The BBC is beefing up arts and current affairs documentaries and cutting back on lifestyle programming. In its ‘Statements of Program Policy’ for 2003/2004 issued April 29, the U.K. pubcaster says, ‘BBC 2 will broaden its range of genres in peak time, including more arts, politics and current affairs, which will mean less reliance on lifestyle’ shows. It promises to broadcast ‘more high-impact, memorable programs’; to that end it will launch two new regular arts and documentary strands on BBC 1 (Further details weren’t available at press time). The Beeb is also planning to better schedule BBC1 and 2, to avoid running the same genre of programs head-to-head.
Things are looking up for Channel 4. The U.K. broadcaster reported a profit of £10.2 million (US$16.4 million) in the fiscal year ending December 31, 2002, compared to a loss of £27 million ($33 million) a year earlier. It spent £19.7 million ($31.7 million) on 286 hours of documentaries in 2002, compared to £20 million ($32.2 million) on 322 hours of docs in 2001 [It also reported spending £14.8 million ($23.8 million) on 250 hours of current affairs in 2002 versus £14.6 million ($23.5 million) on 261 hours in 2001; and £23.4 million ($37.7 million) on 414 hours of 'other factual' in 2002, down from £26.9 million ($43.3 million) on 509 hours in 2001]. C4 also spent a total of £227 million ($365.4 million) on 3,786 hours of independently produced programs last year, of all genres, up from £201.7 million ($324.7 million) on 3,636 hours the year earlier.
In other C4 news, the channel has come under fire for one of its documentaries. In a prepared statement, Weston, Canada-based pharmaceutical company Apotex claims Dying for Drugs, produced by True Vision, ‘misrepresented many elements’ in the development of Ferriprox, Apotex’s possible treatment of thalassemia, a potentially fatal condition caused by too much iron in the body. The crux of the drug-maker’s criticism revolves around interviews with Dr. Nancy Olivieri, a Canadian researcher whose relationship with Apotex ended acrimoniously. C4 stands by the program transmitted April 28, says company spokesman Gavin Dawson. ‘It is the big pharma companies like these that have a credibility problem, not Channel 4′s journalism. All the companies featured [in the doc] were given ample time to put their points across and Channel 4 fairly and accurately represented their position in the film,’ he told RealScreen Plus.
The New York, U.S.-based Sundance Channel has acquired the U.S. television rights to Aftermath: The Remnants Of War, a documentary by Toronto, Canada-based Storyline Entertainment. Based on the book of the same name by Donovan Webster, the doc examines the implications of unexploded bombs and discarded munitions around the world. It is a coproduction with the National Film Board of Canada. It will be transmitted by Sundance in October, 2003.

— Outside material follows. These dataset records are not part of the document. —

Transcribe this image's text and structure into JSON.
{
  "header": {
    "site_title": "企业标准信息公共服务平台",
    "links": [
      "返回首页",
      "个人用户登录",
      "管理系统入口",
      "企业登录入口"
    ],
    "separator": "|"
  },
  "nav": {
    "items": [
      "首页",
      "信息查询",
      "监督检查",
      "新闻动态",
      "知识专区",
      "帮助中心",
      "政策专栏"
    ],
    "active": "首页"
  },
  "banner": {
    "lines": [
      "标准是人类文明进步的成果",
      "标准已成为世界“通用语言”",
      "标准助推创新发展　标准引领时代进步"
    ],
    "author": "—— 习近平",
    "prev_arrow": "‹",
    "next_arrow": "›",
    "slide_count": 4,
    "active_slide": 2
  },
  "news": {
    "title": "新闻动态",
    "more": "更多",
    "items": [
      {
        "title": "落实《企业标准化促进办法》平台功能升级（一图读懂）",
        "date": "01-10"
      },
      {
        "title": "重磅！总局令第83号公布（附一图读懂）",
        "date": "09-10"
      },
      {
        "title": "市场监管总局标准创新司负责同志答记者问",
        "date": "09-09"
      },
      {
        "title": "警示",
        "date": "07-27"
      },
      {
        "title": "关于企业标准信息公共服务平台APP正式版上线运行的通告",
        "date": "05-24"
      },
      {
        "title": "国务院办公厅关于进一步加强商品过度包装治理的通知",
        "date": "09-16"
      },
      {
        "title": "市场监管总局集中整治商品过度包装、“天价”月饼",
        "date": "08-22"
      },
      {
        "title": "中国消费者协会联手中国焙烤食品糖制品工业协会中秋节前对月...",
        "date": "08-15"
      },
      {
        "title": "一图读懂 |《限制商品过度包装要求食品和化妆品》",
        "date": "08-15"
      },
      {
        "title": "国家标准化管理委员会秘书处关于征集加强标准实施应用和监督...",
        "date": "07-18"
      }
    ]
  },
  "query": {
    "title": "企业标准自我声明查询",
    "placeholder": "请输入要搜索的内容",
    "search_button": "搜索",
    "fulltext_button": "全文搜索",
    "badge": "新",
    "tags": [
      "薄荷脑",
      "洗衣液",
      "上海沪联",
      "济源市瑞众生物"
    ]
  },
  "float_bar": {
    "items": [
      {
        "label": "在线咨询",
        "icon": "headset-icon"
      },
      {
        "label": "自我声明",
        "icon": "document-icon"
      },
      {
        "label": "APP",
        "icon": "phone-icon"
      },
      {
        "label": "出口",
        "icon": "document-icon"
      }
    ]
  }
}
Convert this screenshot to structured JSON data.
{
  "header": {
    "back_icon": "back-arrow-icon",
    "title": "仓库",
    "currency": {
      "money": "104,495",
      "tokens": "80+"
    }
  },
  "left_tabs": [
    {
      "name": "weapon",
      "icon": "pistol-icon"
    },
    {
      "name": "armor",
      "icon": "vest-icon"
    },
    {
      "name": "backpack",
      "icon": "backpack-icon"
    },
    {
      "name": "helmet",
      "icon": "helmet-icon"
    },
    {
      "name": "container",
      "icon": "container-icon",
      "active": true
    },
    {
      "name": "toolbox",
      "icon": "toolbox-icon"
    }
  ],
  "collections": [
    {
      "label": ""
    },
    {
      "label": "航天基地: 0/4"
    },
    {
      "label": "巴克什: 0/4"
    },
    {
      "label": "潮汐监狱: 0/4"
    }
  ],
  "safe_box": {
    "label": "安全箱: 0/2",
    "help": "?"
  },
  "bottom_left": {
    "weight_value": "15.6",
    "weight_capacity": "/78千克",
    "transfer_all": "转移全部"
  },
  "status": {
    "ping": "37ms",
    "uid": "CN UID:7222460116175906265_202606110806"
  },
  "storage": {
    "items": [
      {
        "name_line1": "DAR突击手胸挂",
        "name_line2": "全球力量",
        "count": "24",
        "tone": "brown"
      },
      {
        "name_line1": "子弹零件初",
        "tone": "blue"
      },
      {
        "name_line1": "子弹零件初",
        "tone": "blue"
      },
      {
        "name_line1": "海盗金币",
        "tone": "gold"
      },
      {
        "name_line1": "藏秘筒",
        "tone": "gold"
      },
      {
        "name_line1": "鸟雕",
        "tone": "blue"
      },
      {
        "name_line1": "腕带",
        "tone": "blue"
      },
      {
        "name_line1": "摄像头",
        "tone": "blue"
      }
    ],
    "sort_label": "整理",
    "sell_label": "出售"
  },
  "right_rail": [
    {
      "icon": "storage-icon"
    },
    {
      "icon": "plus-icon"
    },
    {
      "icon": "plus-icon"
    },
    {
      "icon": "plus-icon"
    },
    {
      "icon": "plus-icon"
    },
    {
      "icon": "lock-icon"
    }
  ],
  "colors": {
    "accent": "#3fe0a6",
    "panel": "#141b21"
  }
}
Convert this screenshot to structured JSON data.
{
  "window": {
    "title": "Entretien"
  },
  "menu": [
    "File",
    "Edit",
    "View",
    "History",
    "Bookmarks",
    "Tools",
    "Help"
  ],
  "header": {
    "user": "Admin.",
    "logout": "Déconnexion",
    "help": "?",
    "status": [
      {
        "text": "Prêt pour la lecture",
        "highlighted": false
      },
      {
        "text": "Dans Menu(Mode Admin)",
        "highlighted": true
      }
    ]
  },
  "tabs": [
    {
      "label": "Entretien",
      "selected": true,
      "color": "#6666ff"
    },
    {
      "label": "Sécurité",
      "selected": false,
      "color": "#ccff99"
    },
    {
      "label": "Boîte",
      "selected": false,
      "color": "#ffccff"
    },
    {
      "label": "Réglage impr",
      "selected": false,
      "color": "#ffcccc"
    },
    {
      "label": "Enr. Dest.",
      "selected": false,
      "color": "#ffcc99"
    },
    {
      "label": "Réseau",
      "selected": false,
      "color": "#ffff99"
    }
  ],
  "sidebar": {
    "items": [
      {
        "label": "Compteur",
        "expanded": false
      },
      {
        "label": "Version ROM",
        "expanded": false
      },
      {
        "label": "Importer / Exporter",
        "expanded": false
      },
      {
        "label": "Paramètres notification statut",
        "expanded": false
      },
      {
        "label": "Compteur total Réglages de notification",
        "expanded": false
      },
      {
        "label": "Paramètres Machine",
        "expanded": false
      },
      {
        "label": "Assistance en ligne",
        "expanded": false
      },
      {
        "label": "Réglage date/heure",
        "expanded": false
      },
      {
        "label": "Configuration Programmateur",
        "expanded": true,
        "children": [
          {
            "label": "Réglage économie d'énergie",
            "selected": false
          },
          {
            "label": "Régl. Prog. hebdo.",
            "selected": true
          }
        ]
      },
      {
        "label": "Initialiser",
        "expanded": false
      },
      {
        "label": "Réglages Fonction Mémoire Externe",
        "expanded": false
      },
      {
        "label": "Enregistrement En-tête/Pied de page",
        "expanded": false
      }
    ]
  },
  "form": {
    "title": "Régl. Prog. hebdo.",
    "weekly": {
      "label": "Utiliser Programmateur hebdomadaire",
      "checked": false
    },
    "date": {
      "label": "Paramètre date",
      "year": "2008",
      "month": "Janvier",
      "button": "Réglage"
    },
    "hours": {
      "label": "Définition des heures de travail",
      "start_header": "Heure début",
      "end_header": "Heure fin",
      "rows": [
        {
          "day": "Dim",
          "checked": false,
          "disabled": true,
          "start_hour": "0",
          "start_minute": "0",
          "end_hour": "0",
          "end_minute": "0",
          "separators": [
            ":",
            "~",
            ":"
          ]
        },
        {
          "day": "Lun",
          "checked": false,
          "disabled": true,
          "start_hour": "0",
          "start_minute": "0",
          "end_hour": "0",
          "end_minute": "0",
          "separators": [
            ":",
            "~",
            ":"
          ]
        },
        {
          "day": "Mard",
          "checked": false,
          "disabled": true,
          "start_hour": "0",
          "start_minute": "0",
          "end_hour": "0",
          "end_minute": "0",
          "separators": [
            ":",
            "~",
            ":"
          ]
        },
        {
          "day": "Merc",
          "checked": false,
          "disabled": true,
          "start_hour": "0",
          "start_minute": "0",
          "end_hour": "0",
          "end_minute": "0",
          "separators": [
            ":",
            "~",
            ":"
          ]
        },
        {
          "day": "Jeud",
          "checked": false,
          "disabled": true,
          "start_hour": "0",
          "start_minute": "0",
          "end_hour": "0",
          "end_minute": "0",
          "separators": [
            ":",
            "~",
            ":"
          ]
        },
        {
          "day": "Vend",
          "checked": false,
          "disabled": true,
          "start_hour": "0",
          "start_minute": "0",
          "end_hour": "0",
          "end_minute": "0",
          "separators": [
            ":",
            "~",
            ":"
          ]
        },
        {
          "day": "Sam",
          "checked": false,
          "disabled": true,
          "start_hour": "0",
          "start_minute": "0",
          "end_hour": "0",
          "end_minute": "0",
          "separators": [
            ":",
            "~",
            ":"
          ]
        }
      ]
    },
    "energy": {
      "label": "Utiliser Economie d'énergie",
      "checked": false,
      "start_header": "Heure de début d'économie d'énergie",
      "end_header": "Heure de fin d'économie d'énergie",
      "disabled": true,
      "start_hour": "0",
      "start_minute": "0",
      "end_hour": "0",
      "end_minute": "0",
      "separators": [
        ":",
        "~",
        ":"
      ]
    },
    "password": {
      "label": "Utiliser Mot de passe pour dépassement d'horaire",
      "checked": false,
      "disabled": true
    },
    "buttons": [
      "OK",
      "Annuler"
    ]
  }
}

The U.S. Federal Communications Commission has temporarily suspended part of the digital requirements governing Public Broadcasting Service stations. In the decision handed down April 28, the Washington, D.C. U.S.-based FCC pushed to November 1 the May 1 deadline that 50% of PBS’s analog transmissions must be available via digital signals. In a statement, the FCC admitted that ‘noncommercial educational licensees’ such as PBS were finding it difficult to both upgrade their transmission operations to digital equipment by May 1 – a deadline that remains unchanged – and meet the 50% goal at the same time. By April 2005 they must transmit 100% of their content digitally.
Oxon, U.K.-based archive house Oxford Scientific Films, a subsidiary of Aussie media company Southern Star, has appointed a new stock footage agent for the U.S. The deal with Corbis unveiled April 29 means its extensive catalogue is now available via the CorbisMotion offices in New York and L.A. Additionally, OSF signed a footage-licensing deal with Toronto, Canada-based stock agency First Light on April 22.
A web site has been launched that offers royalty-free digital-video stock footage. Called DVArchive.com, it is billed as containing thousands of affordably priced and uncompressed clips of a variety of subjects in PAL and NTSC formats. Clip prices start as low as US$50. The site is an offshoot of Burbank, U.S.-based footage library Wish You Were Here Film and Video.
The History Channel is going to Thailand in a deal between its New York, U.S.-based parent A&E Television Networks and Bangkok-based United Broadcasting Corporation. Set to launch May 1, 2003, the channel will air as a 24-hour network on UBC’s satellite and cable platforms, reaching 430,000 subscribers in the country. This follows on an expansion of The History Channel into several south-Asian countries last winter (See RealScreen Plus February 20).
Imax is expanding its foothold in India. The Toronto, Canada-based company will open three of its specialty theaters through a pact with Aerens Developers & Engineers, a commercial real-estate developer. With the addition of this deal it will have six locations in India by 2006. The theaters will screen traditional Imax films (the latest being James Cameron’s doc Ghosts of the Abyss) as well as re-formatted Hollywood and Bollywood films.